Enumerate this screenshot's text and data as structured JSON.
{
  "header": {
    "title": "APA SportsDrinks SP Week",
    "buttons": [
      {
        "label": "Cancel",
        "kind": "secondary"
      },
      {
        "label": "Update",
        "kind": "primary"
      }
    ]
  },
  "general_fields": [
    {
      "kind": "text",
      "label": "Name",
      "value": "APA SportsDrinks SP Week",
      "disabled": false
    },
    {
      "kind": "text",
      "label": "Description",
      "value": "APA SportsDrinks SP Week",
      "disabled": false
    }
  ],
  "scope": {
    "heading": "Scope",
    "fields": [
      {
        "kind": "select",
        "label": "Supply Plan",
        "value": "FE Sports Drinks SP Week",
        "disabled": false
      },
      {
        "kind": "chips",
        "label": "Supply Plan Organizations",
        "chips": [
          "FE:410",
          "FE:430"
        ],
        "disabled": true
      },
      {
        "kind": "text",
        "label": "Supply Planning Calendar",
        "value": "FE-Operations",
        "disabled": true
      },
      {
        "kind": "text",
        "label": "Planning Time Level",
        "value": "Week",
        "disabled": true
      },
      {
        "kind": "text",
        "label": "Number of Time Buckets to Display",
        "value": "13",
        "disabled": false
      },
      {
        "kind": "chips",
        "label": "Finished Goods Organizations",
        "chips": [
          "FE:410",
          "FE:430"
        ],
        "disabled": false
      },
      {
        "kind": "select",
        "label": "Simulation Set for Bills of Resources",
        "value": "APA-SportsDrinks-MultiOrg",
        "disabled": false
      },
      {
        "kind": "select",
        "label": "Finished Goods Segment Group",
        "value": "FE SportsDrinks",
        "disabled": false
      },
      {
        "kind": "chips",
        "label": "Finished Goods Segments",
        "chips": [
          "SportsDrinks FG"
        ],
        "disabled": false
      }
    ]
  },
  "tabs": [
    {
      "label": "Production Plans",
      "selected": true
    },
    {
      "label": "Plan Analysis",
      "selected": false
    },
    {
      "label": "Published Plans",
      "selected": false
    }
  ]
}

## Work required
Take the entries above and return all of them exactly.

## Reply
Enumerate this screenshot's text and data as structured JSON.
{
  "header": {
    "title": "APA SportsDrinks SP Week",
    "buttons": [
      {
        "label": "Cancel",
        "kind": "secondary"
      },
      {
        "label": "Update",
        "kind": "primary"
      }
    ]
  },
  "general_fields": [
    {
      "kind": "text",
      "label": "Name",
      "value": "APA SportsDrinks SP Week",
      "disabled": false
    },
    {
      "kind": "text",
      "label": "Description",
      "value": "APA SportsDrinks SP Week",
      "disabled": false
    }
  ],
  "scope": {
    "heading": "Scope",
    "fields": [
      {
        "kind": "select",
        "label": "Supply Plan",
        "value": "FE Sports Drinks SP Week",
        "disabled": false
      },
      {
        "kind": "chips",
        "label": "Supply Plan Organizations",
        "chips": [
          "FE:410",
          "FE:430"
        ],
        "disabled": true
      },
      {
        "kind": "text",
        "label": "Supply Planning Calendar",
        "value": "FE-Operations",
        "disabled": true
      },
      {
        "kind": "text",
        "label": "Planning Time Level",
        "value": "Week",
        "disabled": true
      },
      {
        "kind": "text",
        "label": "Number of Time Buckets to Display",
        "value": "13",
        "disabled": false
      },
      {
        "kind": "chips",
        "label": "Finished Goods Organizations",
        "chips": [
          "FE:410",
          "FE:430"
        ],
        "disabled": false
      },
      {
        "kind": "select",
        "label": "Simulation Set for Bills of Resources",
        "value": "APA-SportsDrinks-MultiOrg",
        "disabled": false
      },
      {
        "kind": "select",
        "label": "Finished Goods Segment Group",
        "value": "FE SportsDrinks",
        "disabled": false
      },
      {
        "kind": "chips",
        "label": "Finished Goods Segments",
        "chips": [
          "SportsDrinks FG"
        ],
        "disabled": false
      }
    ]
  },
  "tabs": [
    {
      "label": "Production Plans",
      "selected": true
    },
    {
      "label": "Plan Analysis",
      "selected": false
    },
    {
      "label": "Published Plans",
      "selected": false
    }
  ]
}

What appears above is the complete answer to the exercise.